Start of Block

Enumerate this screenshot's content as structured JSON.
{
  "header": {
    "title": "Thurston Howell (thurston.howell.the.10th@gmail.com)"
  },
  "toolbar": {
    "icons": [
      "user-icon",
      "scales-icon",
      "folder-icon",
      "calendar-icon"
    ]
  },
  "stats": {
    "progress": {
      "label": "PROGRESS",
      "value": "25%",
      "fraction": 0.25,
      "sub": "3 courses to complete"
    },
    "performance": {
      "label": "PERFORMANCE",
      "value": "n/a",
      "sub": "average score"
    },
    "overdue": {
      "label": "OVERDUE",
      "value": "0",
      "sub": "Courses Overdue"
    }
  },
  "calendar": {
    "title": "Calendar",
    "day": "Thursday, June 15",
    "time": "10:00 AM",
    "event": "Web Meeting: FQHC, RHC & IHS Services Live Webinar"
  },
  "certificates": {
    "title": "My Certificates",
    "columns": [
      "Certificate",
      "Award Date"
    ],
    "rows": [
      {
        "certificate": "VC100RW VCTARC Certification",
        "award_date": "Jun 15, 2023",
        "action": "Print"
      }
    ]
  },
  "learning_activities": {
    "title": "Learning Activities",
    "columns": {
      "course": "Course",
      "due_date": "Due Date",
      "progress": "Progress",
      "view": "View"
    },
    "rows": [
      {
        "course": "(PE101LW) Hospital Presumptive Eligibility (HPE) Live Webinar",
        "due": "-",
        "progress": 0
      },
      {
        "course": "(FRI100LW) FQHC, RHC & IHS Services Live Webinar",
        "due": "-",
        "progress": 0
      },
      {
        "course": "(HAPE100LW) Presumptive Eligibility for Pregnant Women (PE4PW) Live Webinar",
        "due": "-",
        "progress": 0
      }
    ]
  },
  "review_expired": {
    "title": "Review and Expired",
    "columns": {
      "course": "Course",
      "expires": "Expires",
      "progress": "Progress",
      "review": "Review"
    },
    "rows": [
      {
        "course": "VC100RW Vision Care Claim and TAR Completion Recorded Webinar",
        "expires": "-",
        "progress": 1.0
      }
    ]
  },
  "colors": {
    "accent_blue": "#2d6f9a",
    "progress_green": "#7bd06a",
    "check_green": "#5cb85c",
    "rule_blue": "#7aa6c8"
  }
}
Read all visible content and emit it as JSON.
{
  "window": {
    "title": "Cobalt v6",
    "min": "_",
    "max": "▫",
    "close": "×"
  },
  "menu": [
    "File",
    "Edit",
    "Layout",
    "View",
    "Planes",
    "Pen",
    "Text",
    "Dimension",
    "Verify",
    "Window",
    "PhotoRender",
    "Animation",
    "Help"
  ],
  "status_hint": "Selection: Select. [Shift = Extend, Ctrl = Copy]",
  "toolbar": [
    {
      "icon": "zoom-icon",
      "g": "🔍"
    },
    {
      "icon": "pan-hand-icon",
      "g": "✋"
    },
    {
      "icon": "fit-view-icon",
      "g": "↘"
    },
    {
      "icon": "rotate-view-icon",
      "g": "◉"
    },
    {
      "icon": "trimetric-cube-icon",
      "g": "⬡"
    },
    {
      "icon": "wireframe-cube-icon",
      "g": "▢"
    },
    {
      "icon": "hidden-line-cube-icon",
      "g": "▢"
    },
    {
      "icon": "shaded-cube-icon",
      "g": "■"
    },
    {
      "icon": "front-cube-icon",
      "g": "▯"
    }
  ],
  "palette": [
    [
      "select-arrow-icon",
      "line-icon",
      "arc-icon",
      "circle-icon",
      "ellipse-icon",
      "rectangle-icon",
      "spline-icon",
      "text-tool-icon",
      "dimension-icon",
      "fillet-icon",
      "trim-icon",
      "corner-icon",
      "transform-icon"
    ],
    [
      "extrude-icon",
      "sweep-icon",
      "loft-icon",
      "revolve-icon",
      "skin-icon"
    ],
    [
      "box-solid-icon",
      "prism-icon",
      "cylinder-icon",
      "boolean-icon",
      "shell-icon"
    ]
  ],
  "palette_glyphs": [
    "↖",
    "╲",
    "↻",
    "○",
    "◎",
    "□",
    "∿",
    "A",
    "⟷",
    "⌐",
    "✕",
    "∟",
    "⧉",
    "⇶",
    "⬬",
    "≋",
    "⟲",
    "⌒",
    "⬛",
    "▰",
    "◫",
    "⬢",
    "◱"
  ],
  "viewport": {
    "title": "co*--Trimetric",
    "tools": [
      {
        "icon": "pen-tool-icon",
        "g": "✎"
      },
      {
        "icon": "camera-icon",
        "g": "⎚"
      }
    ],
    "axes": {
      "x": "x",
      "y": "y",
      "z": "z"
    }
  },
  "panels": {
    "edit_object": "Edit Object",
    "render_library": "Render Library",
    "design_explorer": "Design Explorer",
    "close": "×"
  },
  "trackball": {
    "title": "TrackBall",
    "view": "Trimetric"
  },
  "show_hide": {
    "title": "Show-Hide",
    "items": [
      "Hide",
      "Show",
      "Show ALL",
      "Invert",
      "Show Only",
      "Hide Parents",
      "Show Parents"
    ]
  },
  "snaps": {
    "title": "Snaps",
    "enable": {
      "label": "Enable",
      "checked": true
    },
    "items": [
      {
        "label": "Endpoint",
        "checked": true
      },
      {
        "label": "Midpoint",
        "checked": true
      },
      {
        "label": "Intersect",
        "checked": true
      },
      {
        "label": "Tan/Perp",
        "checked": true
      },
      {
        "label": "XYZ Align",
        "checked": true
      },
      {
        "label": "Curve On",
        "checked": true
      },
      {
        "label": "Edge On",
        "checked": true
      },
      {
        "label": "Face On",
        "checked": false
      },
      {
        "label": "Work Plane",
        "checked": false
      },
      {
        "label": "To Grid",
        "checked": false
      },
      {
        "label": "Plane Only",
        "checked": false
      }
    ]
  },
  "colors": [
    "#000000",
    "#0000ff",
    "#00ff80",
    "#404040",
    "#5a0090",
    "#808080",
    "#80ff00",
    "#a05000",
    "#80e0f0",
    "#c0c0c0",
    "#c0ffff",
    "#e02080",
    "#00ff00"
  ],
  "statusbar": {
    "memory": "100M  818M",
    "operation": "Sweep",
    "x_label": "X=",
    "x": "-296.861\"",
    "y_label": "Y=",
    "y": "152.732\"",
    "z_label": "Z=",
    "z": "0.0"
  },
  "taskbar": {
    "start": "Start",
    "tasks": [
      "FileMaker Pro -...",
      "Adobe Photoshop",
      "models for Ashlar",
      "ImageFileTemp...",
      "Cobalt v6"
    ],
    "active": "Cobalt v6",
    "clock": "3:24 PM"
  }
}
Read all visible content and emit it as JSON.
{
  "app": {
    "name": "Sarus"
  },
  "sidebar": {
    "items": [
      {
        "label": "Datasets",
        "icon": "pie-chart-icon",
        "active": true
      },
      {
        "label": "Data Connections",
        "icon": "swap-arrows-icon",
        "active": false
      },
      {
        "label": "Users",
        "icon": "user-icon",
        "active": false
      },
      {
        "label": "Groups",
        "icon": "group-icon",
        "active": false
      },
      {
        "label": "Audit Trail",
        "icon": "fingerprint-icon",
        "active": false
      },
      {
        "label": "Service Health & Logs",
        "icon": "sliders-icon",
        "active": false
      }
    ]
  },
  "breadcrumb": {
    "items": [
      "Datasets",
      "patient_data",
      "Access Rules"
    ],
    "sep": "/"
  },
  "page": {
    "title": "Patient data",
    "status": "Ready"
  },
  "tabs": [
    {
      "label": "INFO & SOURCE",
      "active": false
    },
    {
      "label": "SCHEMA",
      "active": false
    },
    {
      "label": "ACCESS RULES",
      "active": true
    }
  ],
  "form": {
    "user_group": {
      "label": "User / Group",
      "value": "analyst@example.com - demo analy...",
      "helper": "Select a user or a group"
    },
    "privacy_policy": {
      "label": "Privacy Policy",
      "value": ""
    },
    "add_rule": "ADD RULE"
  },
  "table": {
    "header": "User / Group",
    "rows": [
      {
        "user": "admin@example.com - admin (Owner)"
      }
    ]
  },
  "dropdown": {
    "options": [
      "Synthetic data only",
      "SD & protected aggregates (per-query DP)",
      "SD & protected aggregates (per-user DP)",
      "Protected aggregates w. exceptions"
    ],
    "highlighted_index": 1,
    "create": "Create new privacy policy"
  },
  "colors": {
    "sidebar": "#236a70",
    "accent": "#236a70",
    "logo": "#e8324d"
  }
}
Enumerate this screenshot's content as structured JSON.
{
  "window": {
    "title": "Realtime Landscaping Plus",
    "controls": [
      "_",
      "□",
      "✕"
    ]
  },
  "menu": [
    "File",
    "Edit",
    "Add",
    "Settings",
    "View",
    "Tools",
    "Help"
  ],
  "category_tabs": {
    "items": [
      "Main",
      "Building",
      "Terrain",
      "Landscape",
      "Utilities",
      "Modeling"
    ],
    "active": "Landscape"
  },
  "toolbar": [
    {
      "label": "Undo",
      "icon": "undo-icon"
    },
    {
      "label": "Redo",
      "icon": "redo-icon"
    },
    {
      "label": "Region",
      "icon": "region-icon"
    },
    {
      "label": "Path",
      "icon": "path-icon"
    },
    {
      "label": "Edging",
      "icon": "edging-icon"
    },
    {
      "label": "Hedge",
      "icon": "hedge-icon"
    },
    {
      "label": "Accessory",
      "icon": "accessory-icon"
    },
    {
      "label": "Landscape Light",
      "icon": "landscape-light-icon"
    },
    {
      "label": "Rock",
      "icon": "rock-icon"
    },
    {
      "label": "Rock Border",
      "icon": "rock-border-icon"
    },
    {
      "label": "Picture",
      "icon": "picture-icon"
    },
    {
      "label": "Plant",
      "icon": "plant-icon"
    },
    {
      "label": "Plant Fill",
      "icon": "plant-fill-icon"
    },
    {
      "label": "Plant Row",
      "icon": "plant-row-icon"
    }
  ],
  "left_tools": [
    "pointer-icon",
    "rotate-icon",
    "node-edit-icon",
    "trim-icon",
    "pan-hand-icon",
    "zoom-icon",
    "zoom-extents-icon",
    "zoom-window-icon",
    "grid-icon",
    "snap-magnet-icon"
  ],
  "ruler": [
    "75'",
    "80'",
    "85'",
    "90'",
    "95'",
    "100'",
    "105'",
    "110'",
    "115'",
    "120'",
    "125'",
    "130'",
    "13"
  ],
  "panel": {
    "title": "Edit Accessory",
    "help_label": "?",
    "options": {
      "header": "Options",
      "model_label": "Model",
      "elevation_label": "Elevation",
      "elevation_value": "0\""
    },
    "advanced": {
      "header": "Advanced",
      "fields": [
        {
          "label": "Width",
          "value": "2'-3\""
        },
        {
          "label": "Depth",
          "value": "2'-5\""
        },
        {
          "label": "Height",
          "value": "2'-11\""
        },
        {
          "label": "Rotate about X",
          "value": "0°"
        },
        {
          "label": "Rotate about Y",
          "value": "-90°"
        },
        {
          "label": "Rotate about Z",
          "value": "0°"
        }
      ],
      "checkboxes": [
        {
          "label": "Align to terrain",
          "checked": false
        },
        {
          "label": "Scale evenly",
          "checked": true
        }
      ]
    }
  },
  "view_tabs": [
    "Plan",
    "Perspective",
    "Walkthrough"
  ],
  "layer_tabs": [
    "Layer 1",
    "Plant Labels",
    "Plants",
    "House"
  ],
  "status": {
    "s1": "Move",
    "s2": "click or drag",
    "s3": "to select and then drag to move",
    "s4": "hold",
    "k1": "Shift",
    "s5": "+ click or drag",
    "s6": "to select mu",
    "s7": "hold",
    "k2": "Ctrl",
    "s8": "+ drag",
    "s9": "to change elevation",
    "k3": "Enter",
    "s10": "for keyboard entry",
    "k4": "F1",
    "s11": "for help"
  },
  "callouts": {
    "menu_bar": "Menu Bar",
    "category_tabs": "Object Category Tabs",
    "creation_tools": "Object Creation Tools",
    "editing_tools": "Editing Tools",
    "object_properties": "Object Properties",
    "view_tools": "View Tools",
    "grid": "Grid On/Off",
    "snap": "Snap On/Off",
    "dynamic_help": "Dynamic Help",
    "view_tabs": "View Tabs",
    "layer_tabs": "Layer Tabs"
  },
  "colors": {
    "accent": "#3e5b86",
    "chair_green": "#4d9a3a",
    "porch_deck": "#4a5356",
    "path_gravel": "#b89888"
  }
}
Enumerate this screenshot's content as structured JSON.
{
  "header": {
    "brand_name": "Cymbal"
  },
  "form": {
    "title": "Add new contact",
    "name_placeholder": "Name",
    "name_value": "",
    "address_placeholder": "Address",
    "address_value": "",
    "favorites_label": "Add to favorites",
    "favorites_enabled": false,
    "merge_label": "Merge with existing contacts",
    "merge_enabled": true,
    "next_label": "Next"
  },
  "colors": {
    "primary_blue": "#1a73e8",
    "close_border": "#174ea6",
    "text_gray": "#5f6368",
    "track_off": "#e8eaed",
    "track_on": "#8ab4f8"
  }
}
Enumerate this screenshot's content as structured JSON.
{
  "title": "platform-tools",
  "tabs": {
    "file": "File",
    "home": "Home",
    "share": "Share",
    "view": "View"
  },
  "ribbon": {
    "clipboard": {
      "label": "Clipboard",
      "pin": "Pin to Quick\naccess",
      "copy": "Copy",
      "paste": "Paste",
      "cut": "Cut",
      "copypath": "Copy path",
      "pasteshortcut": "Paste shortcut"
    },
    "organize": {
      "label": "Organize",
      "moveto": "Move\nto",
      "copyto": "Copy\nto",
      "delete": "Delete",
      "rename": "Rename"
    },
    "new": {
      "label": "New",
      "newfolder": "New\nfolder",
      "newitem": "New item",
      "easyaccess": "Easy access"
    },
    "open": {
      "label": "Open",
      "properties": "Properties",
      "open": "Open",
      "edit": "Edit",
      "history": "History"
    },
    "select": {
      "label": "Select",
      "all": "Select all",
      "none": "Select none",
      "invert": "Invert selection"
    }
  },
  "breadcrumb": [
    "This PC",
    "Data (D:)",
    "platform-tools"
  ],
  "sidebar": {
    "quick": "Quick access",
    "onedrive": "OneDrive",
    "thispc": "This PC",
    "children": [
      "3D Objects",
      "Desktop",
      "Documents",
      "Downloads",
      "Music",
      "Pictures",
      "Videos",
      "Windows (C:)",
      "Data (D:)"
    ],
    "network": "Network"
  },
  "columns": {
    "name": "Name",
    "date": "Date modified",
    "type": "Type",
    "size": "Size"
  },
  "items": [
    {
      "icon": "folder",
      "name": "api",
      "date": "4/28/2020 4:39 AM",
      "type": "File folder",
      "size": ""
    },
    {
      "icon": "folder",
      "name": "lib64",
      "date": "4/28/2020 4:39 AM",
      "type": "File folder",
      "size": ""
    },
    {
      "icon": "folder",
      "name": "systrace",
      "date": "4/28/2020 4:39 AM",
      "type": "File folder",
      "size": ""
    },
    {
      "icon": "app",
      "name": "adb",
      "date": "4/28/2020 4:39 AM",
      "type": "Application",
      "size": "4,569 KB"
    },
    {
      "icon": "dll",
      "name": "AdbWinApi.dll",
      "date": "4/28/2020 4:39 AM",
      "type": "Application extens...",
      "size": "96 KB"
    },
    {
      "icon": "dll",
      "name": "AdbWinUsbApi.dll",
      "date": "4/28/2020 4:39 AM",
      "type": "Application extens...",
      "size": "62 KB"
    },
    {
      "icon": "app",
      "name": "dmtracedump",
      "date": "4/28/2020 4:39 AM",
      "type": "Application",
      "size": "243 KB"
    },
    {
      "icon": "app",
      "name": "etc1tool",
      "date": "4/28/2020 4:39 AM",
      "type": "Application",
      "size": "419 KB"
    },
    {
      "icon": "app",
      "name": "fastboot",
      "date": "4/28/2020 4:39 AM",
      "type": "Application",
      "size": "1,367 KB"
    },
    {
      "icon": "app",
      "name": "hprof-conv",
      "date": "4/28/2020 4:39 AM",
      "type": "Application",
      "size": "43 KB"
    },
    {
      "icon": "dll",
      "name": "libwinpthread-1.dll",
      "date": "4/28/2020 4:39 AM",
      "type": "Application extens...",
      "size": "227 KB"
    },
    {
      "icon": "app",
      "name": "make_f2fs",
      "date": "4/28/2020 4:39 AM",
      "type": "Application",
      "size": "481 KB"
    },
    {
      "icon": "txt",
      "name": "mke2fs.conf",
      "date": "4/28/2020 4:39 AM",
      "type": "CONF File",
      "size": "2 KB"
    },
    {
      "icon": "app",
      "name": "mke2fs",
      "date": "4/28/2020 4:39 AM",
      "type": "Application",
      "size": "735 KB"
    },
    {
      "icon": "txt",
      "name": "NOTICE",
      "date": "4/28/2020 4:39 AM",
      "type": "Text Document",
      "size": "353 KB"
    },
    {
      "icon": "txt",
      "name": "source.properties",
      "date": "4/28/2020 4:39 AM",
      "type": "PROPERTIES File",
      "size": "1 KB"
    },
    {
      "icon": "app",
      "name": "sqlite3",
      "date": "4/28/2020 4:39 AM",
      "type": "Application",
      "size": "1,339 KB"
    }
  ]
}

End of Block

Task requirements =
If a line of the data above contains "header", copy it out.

Written answer =
  "header": {
    "header": "User / Group",
      "header": "Options",
      "header": "Advanced",
  "header": {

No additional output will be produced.